Team Yarning claims top prize at Health Hack Brisbane

A culturally sensitive app’ using storytelling to help end-of-life care for Australia’s Aboriginal and Torres Strait Islander people claimed first prize at this year’s Brisbane Health Hack.

Team Yarning, headed by Goondiwindi Hospital Director of Nursing Lorraine McMurtrie, and including QCIF/QFAB/RCC bioinformatician Thom Cuddihy, also won the design award at the hack weekend, held 3–5 November at ThoughtWorks’ Brisbane office.

Second prize went to a team led by members of UQ’s Institute for Molecular Bioscience for the project ‘Show Me MND’, an application that allows patients with motor neurone disorder to regularly self-report and monitor symptom progression for themselves and their overseeing neurologist. 

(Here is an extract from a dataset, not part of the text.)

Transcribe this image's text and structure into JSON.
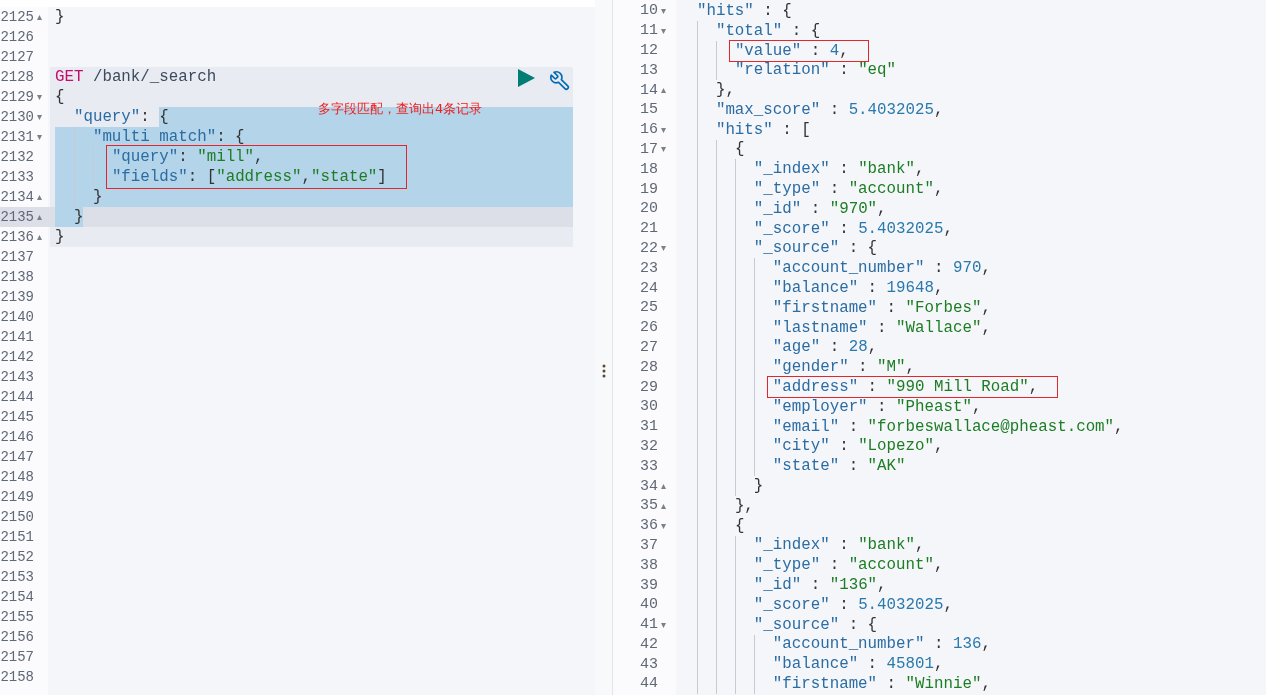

Team Andra, led by QUT’s Nicole Robinson, claimed bronze for a social robot it created to promote healthy lifestyle choices.

Tracy Kaur, a self-described “mum that codes”, won ‘Supreme Coder of the Hackathon’ for her great work on the Birth Advisor problem proposed by Alecia Maree Staines from the Maternity Consumer Network. While having only recently learned to program, Tracy threw herself into the project rapidly skilling herself up and applying a range of technologies that were new to her, as well as seeking advice and outside expertise when needed.

And Julian Scharf, a ThoughtWorks developer, won the "Spirit of the Hackathon" award for his work to provide free childcare at Brisbane's event, as well as helping various teams with coding when needed, despite originally not intending to hack.

About 80 people attended the event, and formed into teams to work on seven projects.

QCIF/RCC/IMB eResearch Analyst Dr Nick Hamilton, who acted as “Problem Wrangler” for Health Hack and the Brisbane event’s official photographer (his photographs can be found here), said what was notable about this year’s event was the diversity of people involved. 

“Many participants commented on the fact that by far the majority of ‘Problem Owners’ [those who pitched projects to hack] were women and that it was the most inclusive and diverse tech event they had ever attended. It was great that we managed to create an environment for anyone with a good idea or a desire to help to come and participate,” said Dr Nick. 

A Health Hack was also held in Sydney concurrent with Brisbane’s. See the Health Hack website for more information.

Team Yarning, the winning Brisbane Health Hack 2017 team. QCIF's Thom Cuddihy is pictured far left, and Goondiwindi Hospital's Lorraine McMurtrie is holding the microphone. Some members of Team Yarning are missing from this photo. (Photo: Dr Nick Hamilton, QCIF/RCC/IMB)

Attendees of Brisbane's Health Hack 2017. (Photo: Dr Nick Hamilton, QCIF/RCC/IMB)